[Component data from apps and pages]
________________________

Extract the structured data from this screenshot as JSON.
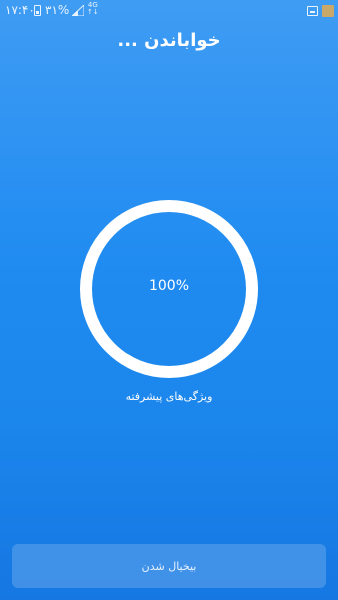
{
  "status_bar": {
    "time": "۱۷:۴۰",
    "battery_percent": "۳۱%",
    "network_type": "4G",
    "network_sub": "↑↓",
    "icons": [
      "battery-icon",
      "signal-icon",
      "notification-icon",
      "app-icon"
    ]
  },
  "header": {
    "title": "خواباندن ..."
  },
  "progress": {
    "value_label": "100%",
    "value": 100,
    "caption": "ویژگی‌های پیشرفته"
  },
  "footer": {
    "cancel_label": "بیخیال شدن"
  },
  "colors": {
    "background_top": "#3f9cf3",
    "background_bottom": "#1677e2",
    "ring": "#ffffff",
    "button_bg": "rgba(255,255,255,0.18)"
  }
}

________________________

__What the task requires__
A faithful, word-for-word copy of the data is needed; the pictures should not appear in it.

__Response area__
Extract the structured data from this screenshot as JSON.
{
  "status_bar": {
    "time": "۱۷:۴۰",
    "battery_percent": "۳۱%",
    "network_type": "4G",
    "network_sub": "↑↓",
    "icons": [
      "battery-icon",
      "signal-icon",
      "notification-icon",
      "app-icon"
    ]
  },
  "header": {
    "title": "خواباندن ..."
  },
  "progress": {
    "value_label": "100%",
    "value": 100,
    "caption": "ویژگی‌های پیشرفته"
  },
  "footer": {
    "cancel_label": "بیخیال شدن"
  },
  "colors": {
    "background_top": "#3f9cf3",
    "background_bottom": "#1677e2",
    "ring": "#ffffff",
    "button_bg": "rgba(255,255,255,0.18)"
  }
}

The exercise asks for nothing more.